-- Problem requirements --
The expected answer comprises all lines from the entries that contain the string "title".

-- Website and app data records --
------------------------------

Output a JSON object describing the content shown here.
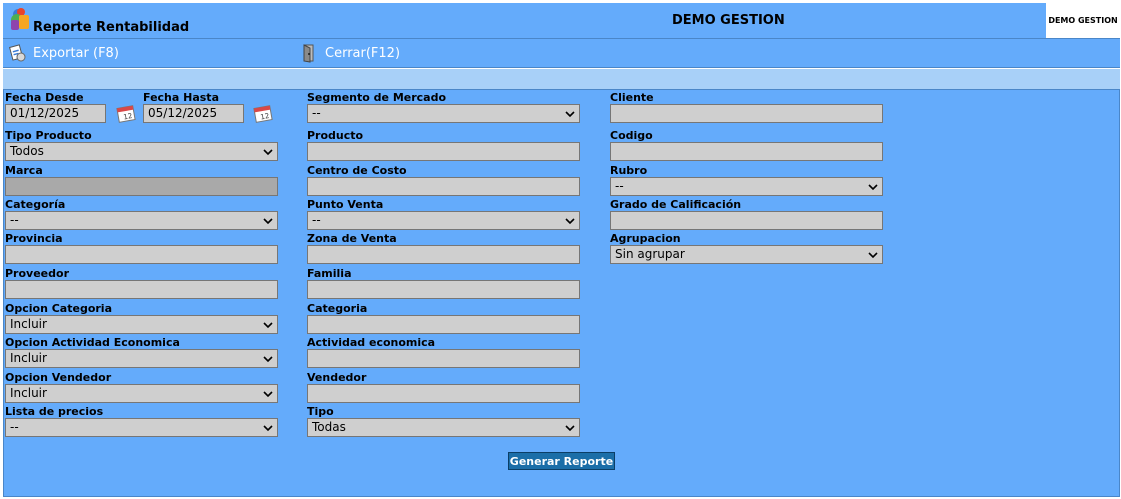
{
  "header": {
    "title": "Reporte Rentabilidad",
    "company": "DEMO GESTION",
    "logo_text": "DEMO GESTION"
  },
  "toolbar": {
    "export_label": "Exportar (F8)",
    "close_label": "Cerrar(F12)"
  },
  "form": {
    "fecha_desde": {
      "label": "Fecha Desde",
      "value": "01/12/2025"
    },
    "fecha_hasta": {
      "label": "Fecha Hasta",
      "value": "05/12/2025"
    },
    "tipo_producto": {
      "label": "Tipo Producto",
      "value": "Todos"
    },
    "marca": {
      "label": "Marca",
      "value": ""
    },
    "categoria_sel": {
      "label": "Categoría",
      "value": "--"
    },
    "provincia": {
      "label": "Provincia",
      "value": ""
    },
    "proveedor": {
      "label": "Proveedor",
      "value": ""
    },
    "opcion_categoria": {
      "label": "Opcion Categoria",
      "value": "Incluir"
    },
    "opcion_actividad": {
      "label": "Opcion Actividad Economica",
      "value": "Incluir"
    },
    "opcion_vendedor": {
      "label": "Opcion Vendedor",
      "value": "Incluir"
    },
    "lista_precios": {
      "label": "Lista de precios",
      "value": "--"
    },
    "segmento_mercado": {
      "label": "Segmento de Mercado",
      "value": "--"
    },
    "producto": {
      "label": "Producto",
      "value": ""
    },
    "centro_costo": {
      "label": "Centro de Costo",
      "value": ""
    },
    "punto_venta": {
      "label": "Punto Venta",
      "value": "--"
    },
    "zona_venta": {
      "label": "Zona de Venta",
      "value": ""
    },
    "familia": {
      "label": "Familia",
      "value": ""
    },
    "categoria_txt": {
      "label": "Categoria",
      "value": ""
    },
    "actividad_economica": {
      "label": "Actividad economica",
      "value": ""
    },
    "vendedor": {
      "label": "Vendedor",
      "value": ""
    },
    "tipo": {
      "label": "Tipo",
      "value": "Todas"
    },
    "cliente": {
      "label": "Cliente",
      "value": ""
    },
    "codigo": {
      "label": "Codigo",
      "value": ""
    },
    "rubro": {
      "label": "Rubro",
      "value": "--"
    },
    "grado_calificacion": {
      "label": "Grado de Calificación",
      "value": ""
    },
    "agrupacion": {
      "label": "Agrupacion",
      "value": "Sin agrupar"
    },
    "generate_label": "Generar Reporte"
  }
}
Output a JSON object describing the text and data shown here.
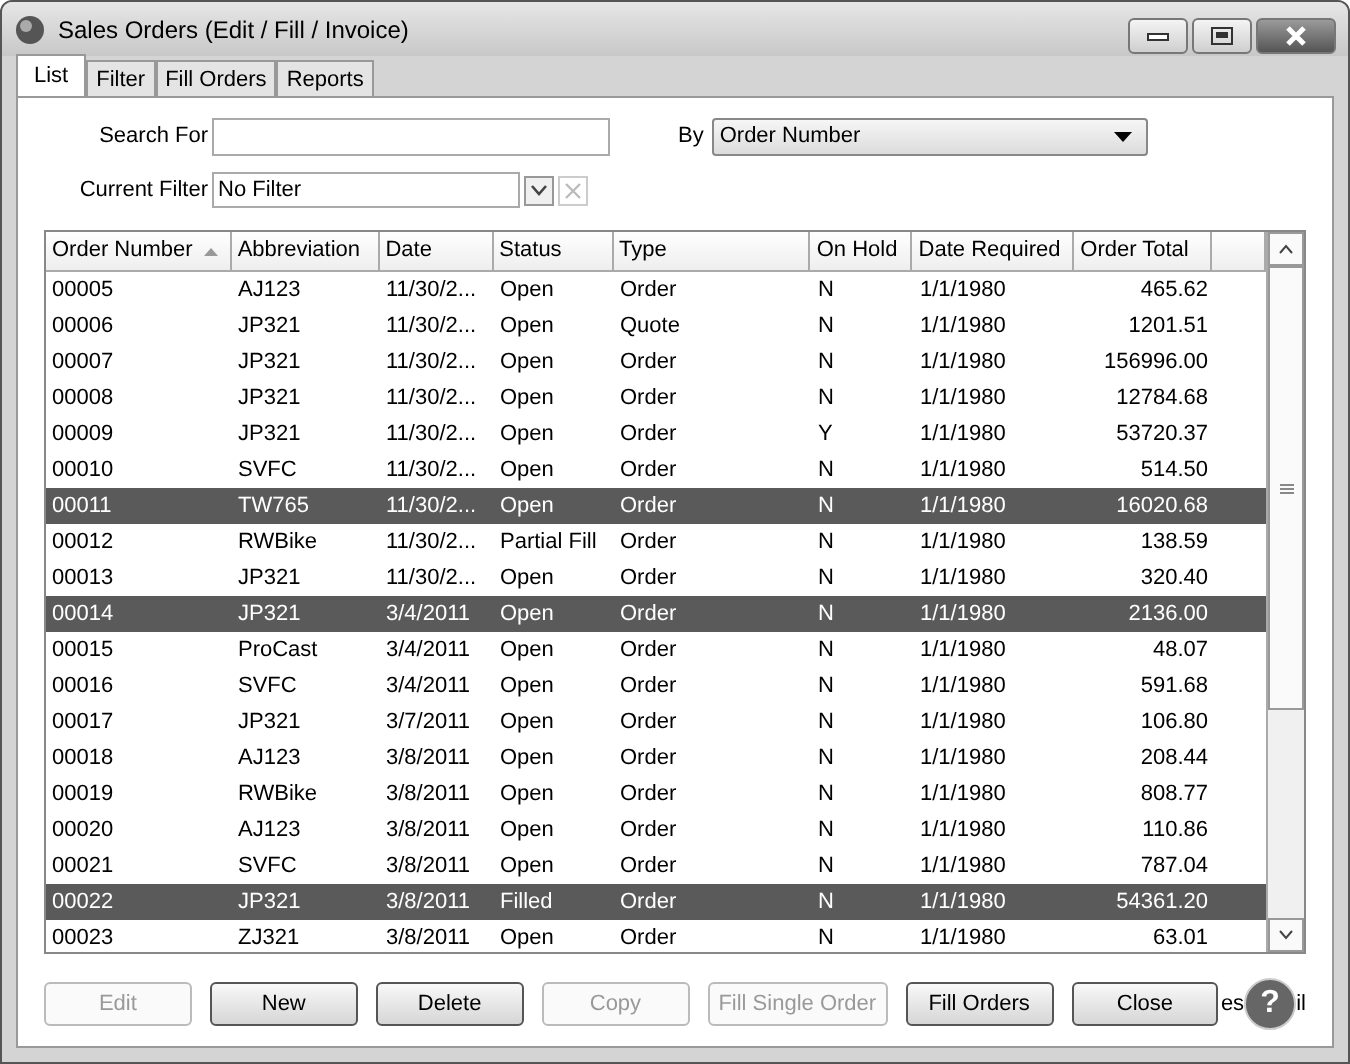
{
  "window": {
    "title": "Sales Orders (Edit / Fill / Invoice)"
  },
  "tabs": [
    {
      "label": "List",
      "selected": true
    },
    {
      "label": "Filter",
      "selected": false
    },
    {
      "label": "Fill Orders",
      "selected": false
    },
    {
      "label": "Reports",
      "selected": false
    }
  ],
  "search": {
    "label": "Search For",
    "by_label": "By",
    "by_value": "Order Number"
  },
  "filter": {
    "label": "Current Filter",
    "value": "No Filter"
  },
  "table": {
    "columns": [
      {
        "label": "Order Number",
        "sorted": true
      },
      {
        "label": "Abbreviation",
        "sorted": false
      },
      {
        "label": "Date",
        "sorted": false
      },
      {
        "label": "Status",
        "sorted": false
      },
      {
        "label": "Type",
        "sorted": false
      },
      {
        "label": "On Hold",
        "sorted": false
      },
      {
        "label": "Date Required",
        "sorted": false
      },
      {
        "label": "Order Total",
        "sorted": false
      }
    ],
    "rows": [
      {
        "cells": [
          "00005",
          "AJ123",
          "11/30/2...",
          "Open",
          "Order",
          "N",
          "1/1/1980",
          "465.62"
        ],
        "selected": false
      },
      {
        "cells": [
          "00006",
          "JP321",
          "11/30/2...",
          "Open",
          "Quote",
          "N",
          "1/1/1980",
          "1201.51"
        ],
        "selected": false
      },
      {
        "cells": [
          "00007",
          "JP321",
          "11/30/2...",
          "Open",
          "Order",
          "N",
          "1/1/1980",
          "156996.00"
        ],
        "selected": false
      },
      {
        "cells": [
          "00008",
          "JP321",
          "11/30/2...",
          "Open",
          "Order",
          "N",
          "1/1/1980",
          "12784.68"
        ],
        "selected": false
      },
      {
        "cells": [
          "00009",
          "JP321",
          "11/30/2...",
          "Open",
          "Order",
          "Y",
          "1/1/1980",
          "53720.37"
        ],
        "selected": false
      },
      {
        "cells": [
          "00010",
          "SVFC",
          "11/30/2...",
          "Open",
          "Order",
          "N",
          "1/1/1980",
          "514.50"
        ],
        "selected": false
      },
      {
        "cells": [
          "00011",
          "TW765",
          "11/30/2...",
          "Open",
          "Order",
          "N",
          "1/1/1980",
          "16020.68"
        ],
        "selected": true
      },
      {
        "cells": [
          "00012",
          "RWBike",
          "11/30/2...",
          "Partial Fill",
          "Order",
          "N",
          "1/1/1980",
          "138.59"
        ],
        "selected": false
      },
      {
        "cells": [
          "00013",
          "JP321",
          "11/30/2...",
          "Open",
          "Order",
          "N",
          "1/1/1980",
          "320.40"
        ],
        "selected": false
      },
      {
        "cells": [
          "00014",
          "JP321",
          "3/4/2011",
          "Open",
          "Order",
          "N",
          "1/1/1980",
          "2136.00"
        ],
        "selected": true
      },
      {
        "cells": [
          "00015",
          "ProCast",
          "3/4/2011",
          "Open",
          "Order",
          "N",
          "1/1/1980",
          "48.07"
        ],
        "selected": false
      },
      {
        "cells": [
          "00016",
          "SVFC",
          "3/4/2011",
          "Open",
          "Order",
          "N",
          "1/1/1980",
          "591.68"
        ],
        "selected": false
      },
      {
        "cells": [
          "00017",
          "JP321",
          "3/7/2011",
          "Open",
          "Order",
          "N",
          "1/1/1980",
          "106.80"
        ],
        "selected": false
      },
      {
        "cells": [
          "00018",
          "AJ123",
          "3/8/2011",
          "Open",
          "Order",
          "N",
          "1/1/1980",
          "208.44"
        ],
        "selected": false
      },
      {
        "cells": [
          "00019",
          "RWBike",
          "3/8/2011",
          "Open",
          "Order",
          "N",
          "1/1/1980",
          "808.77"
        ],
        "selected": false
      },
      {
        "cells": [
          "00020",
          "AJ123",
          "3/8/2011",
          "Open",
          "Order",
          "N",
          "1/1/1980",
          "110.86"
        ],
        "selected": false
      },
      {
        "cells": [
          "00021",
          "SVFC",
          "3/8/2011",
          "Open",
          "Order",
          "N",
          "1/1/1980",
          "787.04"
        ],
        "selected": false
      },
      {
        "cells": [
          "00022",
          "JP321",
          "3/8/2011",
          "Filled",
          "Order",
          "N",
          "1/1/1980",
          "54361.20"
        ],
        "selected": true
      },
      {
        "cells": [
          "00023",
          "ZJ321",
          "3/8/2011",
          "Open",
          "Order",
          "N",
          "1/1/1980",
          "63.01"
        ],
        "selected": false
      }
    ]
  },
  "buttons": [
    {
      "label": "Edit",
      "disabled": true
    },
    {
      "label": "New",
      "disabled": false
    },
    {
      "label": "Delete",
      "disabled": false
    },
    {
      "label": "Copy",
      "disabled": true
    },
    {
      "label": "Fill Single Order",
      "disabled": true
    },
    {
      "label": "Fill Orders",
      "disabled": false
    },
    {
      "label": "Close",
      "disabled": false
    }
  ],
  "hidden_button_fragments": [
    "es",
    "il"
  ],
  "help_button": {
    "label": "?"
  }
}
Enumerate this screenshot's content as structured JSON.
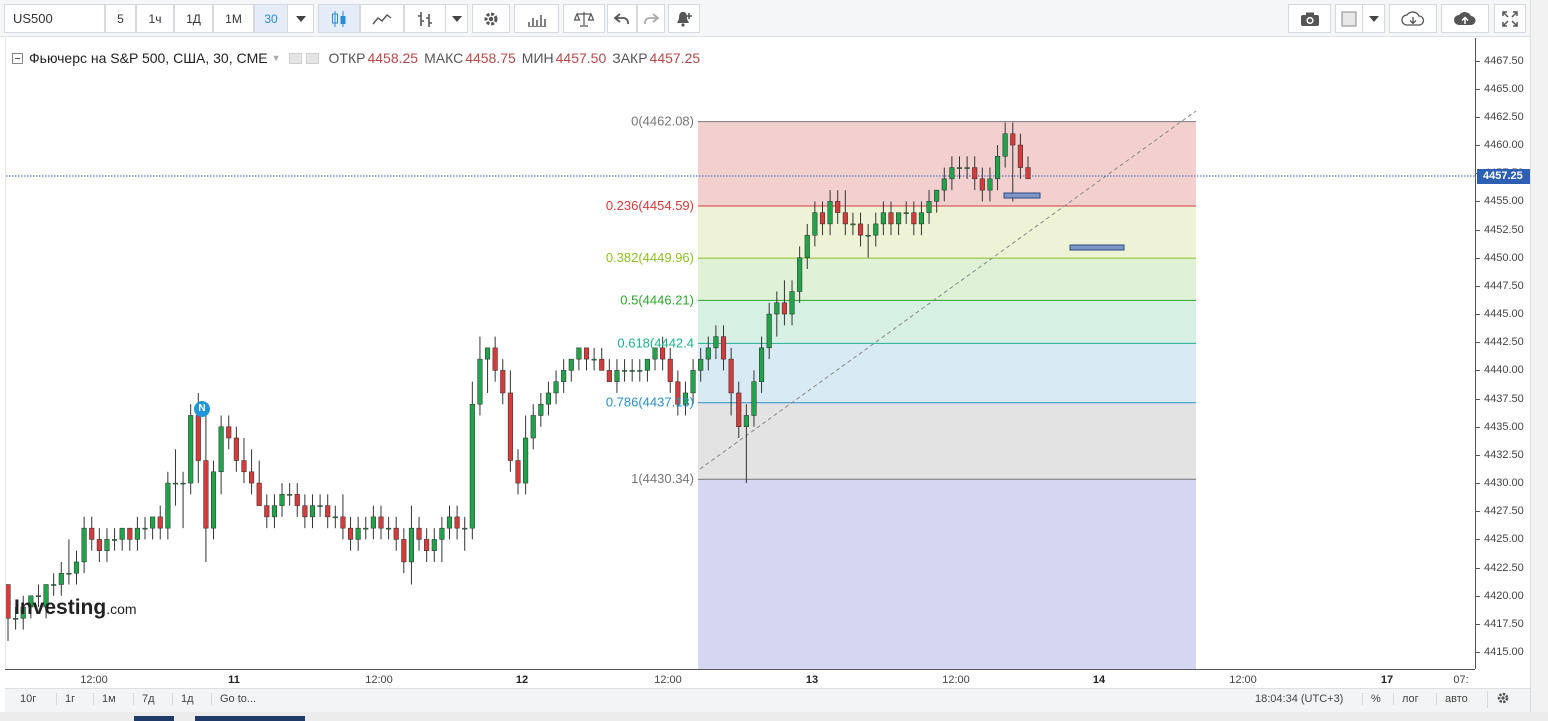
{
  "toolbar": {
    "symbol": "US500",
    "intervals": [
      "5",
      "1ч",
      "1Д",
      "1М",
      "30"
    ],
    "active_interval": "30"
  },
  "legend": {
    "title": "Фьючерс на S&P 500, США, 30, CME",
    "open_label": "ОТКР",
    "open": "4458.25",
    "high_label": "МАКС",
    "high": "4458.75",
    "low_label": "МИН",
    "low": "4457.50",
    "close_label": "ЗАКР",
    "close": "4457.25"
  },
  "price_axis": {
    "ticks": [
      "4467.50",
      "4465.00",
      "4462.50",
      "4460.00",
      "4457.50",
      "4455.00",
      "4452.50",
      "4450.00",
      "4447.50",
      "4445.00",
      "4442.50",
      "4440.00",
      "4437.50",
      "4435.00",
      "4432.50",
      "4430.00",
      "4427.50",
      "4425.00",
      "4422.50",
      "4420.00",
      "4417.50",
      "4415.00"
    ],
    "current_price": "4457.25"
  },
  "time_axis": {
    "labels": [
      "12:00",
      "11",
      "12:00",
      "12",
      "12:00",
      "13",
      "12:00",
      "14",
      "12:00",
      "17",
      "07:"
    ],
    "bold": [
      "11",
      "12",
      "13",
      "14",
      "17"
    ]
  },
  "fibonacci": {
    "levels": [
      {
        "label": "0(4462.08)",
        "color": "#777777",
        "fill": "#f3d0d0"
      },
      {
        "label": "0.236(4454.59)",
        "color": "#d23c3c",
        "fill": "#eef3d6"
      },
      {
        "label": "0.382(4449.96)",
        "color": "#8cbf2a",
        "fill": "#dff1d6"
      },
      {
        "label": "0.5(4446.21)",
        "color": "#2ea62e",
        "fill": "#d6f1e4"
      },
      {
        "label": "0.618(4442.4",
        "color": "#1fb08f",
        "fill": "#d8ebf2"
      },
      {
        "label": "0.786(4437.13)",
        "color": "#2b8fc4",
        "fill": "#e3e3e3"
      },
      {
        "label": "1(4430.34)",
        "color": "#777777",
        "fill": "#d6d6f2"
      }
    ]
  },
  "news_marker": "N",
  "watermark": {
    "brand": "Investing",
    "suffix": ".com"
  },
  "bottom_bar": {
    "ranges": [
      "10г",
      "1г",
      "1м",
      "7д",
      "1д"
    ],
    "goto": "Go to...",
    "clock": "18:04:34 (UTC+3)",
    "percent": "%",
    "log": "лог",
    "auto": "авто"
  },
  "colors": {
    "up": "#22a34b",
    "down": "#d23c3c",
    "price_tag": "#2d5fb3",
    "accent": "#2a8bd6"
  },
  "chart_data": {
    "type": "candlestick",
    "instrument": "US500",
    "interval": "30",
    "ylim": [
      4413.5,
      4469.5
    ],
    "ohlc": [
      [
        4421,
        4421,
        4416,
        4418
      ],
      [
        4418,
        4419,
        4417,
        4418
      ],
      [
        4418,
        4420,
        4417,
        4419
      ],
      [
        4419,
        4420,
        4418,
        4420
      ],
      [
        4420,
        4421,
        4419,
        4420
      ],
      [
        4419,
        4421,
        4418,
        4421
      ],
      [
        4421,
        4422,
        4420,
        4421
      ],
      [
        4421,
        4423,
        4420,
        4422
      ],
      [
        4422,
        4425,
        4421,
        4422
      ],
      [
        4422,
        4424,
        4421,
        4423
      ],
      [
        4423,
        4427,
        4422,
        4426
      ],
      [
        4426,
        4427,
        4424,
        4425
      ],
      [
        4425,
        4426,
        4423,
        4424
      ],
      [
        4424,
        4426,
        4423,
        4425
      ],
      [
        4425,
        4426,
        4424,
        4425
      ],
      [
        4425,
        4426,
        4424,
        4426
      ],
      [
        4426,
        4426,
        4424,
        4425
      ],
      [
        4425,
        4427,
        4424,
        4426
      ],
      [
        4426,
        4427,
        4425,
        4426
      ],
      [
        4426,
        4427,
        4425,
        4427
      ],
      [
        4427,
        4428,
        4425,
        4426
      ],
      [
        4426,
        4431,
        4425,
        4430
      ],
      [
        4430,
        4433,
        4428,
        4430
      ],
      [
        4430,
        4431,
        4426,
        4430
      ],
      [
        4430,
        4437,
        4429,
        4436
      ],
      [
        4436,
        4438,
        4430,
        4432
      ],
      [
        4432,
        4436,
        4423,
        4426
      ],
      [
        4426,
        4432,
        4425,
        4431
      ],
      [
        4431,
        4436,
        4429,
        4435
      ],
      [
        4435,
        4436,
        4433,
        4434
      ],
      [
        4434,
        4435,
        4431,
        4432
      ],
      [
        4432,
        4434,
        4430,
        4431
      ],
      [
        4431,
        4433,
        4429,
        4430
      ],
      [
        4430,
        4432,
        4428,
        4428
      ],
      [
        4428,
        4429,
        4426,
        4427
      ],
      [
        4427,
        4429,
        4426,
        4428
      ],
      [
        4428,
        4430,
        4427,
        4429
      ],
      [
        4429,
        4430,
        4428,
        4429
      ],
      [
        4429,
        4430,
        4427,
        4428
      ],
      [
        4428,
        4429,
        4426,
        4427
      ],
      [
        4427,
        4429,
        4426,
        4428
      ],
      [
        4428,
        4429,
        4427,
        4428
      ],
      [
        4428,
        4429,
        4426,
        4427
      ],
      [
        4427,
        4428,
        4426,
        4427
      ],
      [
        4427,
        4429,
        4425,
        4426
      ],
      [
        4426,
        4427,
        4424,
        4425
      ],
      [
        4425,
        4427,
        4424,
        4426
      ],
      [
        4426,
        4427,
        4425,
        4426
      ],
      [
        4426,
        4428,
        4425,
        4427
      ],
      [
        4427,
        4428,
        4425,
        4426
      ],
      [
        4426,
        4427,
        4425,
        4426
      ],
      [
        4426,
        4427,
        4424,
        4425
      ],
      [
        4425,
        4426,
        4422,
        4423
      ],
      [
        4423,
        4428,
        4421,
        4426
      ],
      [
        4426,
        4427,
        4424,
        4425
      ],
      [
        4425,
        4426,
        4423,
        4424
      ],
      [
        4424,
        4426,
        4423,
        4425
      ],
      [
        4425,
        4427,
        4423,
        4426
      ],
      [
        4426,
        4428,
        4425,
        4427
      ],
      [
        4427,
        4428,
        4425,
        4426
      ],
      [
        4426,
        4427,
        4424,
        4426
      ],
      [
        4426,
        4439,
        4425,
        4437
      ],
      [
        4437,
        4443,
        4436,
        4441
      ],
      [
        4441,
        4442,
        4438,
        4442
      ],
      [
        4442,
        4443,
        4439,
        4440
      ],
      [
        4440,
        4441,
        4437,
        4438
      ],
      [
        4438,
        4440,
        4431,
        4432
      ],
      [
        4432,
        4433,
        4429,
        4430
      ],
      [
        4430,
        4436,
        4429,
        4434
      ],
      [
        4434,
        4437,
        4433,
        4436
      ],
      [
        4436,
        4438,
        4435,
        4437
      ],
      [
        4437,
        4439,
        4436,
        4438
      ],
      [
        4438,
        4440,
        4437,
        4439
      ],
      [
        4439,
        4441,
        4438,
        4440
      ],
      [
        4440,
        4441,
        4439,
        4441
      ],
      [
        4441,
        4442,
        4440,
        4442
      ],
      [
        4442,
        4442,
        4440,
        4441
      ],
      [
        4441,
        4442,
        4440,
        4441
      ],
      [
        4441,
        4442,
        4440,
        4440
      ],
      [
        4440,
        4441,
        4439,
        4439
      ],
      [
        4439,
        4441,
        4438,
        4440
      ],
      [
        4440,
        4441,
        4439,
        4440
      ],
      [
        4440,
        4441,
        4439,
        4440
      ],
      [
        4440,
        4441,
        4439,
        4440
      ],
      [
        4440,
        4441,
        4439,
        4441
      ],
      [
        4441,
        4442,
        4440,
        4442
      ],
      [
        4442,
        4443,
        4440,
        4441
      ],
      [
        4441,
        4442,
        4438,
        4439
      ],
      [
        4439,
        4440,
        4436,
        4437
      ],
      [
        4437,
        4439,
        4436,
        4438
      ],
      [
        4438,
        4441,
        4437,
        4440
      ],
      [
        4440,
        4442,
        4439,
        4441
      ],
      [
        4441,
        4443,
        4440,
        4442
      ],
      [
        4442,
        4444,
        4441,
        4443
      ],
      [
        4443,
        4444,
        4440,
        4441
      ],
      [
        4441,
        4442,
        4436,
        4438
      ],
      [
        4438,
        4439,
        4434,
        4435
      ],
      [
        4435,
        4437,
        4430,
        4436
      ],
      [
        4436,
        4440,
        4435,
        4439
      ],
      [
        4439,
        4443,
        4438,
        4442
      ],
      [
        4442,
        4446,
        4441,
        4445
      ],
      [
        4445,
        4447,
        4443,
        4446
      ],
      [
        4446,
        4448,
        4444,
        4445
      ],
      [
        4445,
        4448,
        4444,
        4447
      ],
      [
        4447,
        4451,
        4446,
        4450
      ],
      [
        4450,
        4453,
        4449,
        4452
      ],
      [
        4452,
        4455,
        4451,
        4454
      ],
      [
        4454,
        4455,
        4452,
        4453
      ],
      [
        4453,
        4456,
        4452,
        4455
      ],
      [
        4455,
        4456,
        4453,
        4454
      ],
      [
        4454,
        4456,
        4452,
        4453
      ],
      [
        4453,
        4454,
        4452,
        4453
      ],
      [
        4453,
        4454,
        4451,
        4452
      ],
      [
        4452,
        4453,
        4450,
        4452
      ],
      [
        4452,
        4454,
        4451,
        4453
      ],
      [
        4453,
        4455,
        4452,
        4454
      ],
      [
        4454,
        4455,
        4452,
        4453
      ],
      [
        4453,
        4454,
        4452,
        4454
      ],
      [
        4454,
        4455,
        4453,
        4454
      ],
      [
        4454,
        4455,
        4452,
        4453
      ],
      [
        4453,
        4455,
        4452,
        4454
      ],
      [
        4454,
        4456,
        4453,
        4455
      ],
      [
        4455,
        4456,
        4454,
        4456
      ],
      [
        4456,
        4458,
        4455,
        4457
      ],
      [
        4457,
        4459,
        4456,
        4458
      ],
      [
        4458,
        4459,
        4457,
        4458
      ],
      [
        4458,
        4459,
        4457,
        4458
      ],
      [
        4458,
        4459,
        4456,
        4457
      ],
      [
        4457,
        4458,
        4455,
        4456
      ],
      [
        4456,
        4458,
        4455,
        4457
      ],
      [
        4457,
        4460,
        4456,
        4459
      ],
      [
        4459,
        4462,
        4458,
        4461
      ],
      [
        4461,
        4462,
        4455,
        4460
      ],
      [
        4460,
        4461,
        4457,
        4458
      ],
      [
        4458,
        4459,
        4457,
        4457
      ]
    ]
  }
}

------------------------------

-- Task answer --
    "title": "Reporte Rentabilidad",
    "title": "Sales Orders (Edit / Fill / Invoice)"
    "title": "Фьючерс на S&P 500, США, 30, CME",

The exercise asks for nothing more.